● **Task brief**
Copy all entries exactly.

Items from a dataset
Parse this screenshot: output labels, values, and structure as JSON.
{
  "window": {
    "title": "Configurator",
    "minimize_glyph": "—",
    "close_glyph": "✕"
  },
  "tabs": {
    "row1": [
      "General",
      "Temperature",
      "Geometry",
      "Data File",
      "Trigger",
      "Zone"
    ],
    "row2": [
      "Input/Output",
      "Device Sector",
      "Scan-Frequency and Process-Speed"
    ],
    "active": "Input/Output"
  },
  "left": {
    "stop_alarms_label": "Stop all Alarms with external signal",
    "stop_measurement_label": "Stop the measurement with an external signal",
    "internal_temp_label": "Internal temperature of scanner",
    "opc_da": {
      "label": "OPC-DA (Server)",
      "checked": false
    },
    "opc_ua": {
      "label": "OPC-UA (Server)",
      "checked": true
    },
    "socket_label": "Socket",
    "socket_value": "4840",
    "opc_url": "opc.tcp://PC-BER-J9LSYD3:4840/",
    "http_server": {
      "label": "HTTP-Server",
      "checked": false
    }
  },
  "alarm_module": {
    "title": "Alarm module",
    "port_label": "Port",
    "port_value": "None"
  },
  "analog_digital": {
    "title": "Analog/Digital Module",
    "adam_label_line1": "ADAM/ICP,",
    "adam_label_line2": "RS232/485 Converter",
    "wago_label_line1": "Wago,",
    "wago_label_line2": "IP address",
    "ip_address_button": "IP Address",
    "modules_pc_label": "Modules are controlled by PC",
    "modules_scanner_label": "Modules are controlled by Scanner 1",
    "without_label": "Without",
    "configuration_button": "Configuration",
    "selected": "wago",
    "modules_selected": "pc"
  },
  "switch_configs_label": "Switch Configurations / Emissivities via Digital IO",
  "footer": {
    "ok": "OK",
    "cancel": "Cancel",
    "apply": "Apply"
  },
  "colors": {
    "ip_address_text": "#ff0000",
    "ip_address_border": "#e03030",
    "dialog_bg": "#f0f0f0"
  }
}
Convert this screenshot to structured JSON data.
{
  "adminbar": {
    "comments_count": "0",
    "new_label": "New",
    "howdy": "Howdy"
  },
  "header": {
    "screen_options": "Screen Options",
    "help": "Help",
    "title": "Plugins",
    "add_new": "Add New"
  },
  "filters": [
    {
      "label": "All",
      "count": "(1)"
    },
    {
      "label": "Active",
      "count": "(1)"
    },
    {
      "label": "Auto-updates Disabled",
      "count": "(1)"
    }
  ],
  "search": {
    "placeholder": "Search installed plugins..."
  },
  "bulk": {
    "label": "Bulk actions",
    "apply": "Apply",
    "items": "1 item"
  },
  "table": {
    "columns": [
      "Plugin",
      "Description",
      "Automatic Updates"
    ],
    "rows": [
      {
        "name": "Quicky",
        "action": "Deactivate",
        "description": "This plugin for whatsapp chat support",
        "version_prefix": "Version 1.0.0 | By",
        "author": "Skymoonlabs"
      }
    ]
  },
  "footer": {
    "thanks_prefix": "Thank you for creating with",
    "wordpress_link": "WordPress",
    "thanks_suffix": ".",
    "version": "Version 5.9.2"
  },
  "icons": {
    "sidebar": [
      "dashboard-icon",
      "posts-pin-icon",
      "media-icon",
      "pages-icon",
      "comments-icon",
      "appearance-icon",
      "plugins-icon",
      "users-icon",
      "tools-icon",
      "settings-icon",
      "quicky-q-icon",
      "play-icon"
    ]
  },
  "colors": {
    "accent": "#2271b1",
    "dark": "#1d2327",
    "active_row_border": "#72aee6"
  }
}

● **Output of the exercise**
Parse this screenshot: output labels, values, and structure as JSON.
{
  "window": {
    "title": "Configurator",
    "minimize_glyph": "—",
    "close_glyph": "✕"
  },
  "tabs": {
    "row1": [
      "General",
      "Temperature",
      "Geometry",
      "Data File",
      "Trigger",
      "Zone"
    ],
    "row2": [
      "Input/Output",
      "Device Sector",
      "Scan-Frequency and Process-Speed"
    ],
    "active": "Input/Output"
  },
  "left": {
    "stop_alarms_label": "Stop all Alarms with external signal",
    "stop_measurement_label": "Stop the measurement with an external signal",
    "internal_temp_label": "Internal temperature of scanner",
    "opc_da": {
      "label": "OPC-DA (Server)",
      "checked": false
    },
    "opc_ua": {
      "label": "OPC-UA (Server)",
      "checked": true
    },
    "socket_label": "Socket",
    "socket_value": "4840",
    "opc_url": "opc.tcp://PC-BER-J9LSYD3:4840/",
    "http_server": {
      "label": "HTTP-Server",
      "checked": false
    }
  },
  "alarm_module": {
    "title": "Alarm module",
    "port_label": "Port",
    "port_value": "None"
  },
  "analog_digital": {
    "title": "Analog/Digital Module",
    "adam_label_line1": "ADAM/ICP,",
    "adam_label_line2": "RS232/485 Converter",
    "wago_label_line1": "Wago,",
    "wago_label_line2": "IP address",
    "ip_address_button": "IP Address",
    "modules_pc_label": "Modules are controlled by PC",
    "modules_scanner_label": "Modules are controlled by Scanner 1",
    "without_label": "Without",
    "configuration_button": "Configuration",
    "selected": "wago",
    "modules_selected": "pc"
  },
  "switch_configs_label": "Switch Configurations / Emissivities via Digital IO",
  "footer": {
    "ok": "OK",
    "cancel": "Cancel",
    "apply": "Apply"
  },
  "colors": {
    "ip_address_text": "#ff0000",
    "ip_address_border": "#e03030",
    "dialog_bg": "#f0f0f0"
  }
}
Convert this screenshot to structured JSON data.
{
  "adminbar": {
    "comments_count": "0",
    "new_label": "New",
    "howdy": "Howdy"
  },
  "header": {
    "screen_options": "Screen Options",
    "help": "Help",
    "title": "Plugins",
    "add_new": "Add New"
  },
  "filters": [
    {
      "label": "All",
      "count": "(1)"
    },
    {
      "label": "Active",
      "count": "(1)"
    },
    {
      "label": "Auto-updates Disabled",
      "count": "(1)"
    }
  ],
  "search": {
    "placeholder": "Search installed plugins..."
  },
  "bulk": {
    "label": "Bulk actions",
    "apply": "Apply",
    "items": "1 item"
  },
  "table": {
    "columns": [
      "Plugin",
      "Description",
      "Automatic Updates"
    ],
    "rows": [
      {
        "name": "Quicky",
        "action": "Deactivate",
        "description": "This plugin for whatsapp chat support",
        "version_prefix": "Version 1.0.0 | By",
        "author": "Skymoonlabs"
      }
    ]
  },
  "footer": {
    "thanks_prefix": "Thank you for creating with",
    "wordpress_link": "WordPress",
    "thanks_suffix": ".",
    "version": "Version 5.9.2"
  },
  "icons": {
    "sidebar": [
      "dashboard-icon",
      "posts-pin-icon",
      "media-icon",
      "pages-icon",
      "comments-icon",
      "appearance-icon",
      "plugins-icon",
      "users-icon",
      "tools-icon",
      "settings-icon",
      "quicky-q-icon",
      "play-icon"
    ]
  },
  "colors": {
    "accent": "#2271b1",
    "dark": "#1d2327",
    "active_row_border": "#72aee6"
  }
}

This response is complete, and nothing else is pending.